Place the roast in a zip top bag. Combine the next 9 ingredients and mix well. Pour the mixture over the venison and close up the bag with as little air within it as possible. Shake the bag to distribute the marinade. Double bag the marinating roast and refrigerate it overnight.
Assemble your slow cooker and coat the insert with non-stick spray. Turn it on to high setting and cover. Remove the roast from the marinade, patting it dry. Discard the marinade. Heat 2 Tbsp of the oil in a large pan over medium heat. Apply salt and pepper to the roast. Brown the roast on all sides. Remove the roast and place it in the preheated slow cooker. Add the remaining oil to the pan used to brown the roast, increasing the heat to medium-high. Sauté the onions and shallots until just beginning to get brown. Add the paprika, cinnamon, ginger and crushed red pepper. Mix and allow to sauté for 2 minutes. Add the wine, water and Vegemite. Mix the vegemite in. Scrape all the savory bits from the bottom of the pan. Bring the mixture to a simmer. Add the tomatoes and garlic. Simmer for 5 minutes. A slight amount of thickening will occur. Remove it from the cook top.

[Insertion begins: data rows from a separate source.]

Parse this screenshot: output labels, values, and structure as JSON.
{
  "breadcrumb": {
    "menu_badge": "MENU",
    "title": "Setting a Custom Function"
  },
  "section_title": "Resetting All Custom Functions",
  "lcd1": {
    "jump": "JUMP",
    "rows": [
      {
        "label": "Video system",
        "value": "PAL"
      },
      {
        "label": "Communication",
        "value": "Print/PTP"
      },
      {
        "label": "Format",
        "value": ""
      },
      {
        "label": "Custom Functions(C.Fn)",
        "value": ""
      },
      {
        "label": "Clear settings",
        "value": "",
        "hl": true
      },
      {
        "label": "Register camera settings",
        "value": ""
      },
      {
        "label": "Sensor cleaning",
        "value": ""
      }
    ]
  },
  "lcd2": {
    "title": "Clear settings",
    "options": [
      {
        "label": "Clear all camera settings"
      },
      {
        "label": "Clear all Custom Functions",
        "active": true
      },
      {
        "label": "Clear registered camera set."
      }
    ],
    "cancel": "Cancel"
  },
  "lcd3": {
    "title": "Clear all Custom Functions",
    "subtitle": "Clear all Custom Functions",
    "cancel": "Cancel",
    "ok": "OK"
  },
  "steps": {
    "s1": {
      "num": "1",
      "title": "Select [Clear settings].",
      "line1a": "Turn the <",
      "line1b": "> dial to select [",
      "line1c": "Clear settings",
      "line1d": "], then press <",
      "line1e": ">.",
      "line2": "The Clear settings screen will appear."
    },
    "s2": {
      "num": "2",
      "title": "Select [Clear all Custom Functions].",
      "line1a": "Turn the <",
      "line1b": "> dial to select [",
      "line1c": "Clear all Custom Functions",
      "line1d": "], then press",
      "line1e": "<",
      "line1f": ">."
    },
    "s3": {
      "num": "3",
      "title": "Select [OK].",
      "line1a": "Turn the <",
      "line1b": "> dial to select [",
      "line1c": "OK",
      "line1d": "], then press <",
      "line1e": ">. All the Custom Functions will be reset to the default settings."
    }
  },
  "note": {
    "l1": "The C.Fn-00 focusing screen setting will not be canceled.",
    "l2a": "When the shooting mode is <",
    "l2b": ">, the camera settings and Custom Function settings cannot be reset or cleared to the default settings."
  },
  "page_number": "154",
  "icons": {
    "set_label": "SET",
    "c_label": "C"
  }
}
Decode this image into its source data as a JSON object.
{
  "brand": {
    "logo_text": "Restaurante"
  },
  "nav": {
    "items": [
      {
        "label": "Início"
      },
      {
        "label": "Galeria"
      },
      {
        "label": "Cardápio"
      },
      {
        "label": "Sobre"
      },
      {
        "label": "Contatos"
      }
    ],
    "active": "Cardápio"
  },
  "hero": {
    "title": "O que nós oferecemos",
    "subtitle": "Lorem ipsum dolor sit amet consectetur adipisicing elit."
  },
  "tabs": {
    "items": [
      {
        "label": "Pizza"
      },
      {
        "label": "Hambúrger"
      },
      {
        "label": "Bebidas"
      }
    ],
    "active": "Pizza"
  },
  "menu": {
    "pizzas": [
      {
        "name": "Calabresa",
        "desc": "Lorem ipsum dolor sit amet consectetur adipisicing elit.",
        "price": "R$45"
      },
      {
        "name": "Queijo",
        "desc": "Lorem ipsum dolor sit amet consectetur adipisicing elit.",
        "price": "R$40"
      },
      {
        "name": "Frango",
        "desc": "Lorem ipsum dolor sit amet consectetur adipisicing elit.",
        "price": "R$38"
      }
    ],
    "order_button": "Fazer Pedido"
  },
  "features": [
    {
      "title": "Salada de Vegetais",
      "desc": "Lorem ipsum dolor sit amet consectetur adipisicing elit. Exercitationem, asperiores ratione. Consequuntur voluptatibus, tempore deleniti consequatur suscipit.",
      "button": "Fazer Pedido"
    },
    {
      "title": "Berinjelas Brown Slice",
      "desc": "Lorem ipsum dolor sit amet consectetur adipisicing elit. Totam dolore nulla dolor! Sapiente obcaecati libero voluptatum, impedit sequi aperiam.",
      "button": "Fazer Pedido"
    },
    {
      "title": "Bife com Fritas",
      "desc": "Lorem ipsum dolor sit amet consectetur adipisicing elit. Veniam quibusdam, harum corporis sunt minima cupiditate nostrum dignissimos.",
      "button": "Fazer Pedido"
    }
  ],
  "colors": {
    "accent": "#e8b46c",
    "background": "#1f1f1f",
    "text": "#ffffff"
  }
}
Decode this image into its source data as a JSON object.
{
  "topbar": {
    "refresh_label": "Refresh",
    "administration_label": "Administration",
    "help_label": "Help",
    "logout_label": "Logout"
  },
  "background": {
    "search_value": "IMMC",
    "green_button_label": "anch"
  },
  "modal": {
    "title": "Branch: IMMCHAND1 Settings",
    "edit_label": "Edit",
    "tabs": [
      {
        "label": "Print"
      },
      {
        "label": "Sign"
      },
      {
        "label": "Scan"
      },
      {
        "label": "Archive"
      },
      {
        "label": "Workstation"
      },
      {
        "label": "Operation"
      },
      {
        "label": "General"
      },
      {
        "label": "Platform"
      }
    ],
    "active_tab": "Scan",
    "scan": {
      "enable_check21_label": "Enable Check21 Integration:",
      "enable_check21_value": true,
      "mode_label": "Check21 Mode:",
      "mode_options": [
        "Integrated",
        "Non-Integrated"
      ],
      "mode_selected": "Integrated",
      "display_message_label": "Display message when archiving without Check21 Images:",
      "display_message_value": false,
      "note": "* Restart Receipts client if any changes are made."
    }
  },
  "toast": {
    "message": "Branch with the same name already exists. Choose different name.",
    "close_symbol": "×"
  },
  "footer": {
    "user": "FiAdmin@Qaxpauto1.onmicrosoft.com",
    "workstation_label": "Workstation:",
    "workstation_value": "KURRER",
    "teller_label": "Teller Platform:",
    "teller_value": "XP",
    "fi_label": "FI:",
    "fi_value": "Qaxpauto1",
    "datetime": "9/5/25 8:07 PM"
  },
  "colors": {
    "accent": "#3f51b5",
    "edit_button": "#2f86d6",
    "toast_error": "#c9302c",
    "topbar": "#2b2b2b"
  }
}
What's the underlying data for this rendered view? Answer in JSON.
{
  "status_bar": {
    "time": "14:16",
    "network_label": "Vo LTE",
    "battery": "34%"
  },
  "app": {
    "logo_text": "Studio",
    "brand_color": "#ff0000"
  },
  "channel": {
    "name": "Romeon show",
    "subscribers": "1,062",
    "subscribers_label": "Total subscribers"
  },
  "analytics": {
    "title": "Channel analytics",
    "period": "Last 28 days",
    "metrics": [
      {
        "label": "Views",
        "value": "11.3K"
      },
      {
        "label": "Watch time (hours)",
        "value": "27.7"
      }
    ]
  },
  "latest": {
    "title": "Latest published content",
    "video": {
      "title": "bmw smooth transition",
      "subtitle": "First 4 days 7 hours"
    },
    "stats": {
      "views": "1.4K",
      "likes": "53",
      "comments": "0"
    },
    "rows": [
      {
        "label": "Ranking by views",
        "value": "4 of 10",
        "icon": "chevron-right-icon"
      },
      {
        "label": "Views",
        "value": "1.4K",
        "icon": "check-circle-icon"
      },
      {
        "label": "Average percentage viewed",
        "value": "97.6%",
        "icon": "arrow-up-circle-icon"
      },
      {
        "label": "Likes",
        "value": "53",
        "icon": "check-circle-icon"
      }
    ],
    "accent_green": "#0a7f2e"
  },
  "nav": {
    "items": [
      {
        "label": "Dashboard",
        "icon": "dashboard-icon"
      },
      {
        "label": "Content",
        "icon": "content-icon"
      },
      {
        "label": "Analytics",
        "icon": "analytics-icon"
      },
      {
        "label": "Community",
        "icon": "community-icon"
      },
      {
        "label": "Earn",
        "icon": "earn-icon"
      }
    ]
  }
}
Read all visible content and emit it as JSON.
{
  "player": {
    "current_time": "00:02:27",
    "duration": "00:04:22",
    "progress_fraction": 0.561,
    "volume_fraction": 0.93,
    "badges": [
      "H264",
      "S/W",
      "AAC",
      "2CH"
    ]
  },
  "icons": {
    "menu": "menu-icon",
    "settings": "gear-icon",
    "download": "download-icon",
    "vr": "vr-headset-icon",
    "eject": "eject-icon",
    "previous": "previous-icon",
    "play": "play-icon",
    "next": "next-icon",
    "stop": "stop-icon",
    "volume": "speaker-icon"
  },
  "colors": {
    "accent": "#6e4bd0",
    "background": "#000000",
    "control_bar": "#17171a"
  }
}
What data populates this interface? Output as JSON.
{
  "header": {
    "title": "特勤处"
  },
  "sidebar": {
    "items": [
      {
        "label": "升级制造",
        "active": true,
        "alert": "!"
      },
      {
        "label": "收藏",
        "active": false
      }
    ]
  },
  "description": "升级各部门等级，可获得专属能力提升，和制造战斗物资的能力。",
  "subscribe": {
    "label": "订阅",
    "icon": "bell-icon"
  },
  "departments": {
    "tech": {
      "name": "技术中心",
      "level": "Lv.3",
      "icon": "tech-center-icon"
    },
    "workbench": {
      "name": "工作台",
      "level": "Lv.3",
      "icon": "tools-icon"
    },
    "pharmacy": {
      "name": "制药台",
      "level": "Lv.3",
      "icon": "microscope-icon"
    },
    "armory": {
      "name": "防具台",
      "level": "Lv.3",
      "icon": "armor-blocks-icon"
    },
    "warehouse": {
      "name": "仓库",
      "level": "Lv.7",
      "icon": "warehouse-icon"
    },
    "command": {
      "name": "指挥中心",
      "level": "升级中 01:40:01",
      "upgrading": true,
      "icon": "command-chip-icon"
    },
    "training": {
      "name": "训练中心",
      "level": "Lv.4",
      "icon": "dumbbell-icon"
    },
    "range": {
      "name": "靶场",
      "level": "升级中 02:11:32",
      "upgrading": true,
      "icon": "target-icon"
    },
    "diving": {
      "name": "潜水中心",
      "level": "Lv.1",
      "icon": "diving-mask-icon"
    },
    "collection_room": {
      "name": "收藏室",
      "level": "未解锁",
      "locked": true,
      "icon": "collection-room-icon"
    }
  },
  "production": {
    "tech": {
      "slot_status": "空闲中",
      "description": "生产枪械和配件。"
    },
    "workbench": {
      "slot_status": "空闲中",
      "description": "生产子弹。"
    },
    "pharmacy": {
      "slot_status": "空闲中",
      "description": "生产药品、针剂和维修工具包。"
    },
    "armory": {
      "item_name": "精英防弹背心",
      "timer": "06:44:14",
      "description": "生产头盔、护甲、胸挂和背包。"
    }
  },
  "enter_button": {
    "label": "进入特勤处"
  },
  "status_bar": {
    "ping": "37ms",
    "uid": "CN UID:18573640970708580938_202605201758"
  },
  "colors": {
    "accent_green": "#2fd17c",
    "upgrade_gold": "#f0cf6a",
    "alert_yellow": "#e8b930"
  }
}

Pour this mixture over the roast, add the bay leaves and place the cover on the slow cooker. Cook on high for 2 hours. Reduce the heat to low and cook for two more hours. After 4 hours of cooking, add the squash and parsnips, covering them in the hot cooking liquid. Add more wine or water if needed. Continue cooking for 4-5 more hours, until the meat has reached the desired consistency. We like ours to be soft and easily broken apart. Serve the meal in a bowl like a stew with crusty bread and red wine.
I let Margot dig in first. I love to gauge what I am in for from her reaction. She couldn’t stop saying how good it was. “Jay, seriously. This is really good.” I was busy pouring a glass of homemade Amarone to pair with the meal. I handed that to her and asked for a read on the pairing. Her immediate reaction was, “This works perfectly. The meat and vegetables are spicy and the wine complements that very well.” I sat down to dig in myself. Everything she had said was immediately confirmed. If somebody else served this to me and forgot to mention the type of meat, I would never have guessed venison. The wine is full bodied with a little sweetness and a bit of spice that stacked up well with the meat, sauce and vegetables.
The meat was soft and came apart with just a gentle action with a fork. Both the butternut and parsnips were soft but not falling apart. I did thicken (with cornstarch) some of the liquid from the slow cooker to pour over the meat and veggies. This choice really kicked up the flavors, something I would definitely recommend. There is indeed some spiciness from the crushed red pepper. If you have a low tolerance for heat I would recommend dropping the crushed red pepper from the second portion of the recipe.
I look forward to making this type of recipe again sometime. I am not a hunter, but the enjoyment of this meal made me think about how cool it would be to have my very own kill stored away in the freezer!